Fire was always a danger in mills and factories. The Albion Mills in London, the biggest steam-powered mills of their day, burned down in 1791.
Image: Science Museum/SSPL

The 'Fireproof' mill

Early mills and factories were usually built with timber, making them vulnerable to fire and limiting their size.

In 1796, Charles Bage built the first 'fireproof' factory, in Shrewsbury. It only used cast iron, brick and stone.

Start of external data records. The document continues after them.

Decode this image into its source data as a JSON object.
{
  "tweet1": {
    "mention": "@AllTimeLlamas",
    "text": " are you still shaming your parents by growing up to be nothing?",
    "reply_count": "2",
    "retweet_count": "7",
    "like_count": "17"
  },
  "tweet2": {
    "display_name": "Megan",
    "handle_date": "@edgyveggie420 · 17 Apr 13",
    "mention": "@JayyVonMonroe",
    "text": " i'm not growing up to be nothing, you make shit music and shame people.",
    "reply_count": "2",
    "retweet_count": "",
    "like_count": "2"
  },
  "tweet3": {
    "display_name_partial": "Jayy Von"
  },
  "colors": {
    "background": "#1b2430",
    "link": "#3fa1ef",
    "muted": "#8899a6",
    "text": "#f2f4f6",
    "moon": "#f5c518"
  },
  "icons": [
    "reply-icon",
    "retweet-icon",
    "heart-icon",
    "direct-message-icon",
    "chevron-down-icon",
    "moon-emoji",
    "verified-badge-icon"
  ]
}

This design reduced the fire risk and formed a strong structure that could accommodate large, powered machinery.

Later, in the 1830s, engineer Eaton Hodgkinson and millwright William Fairbairn established the scientific principles of building iron-framed factories.

What other innovations helped industry grow?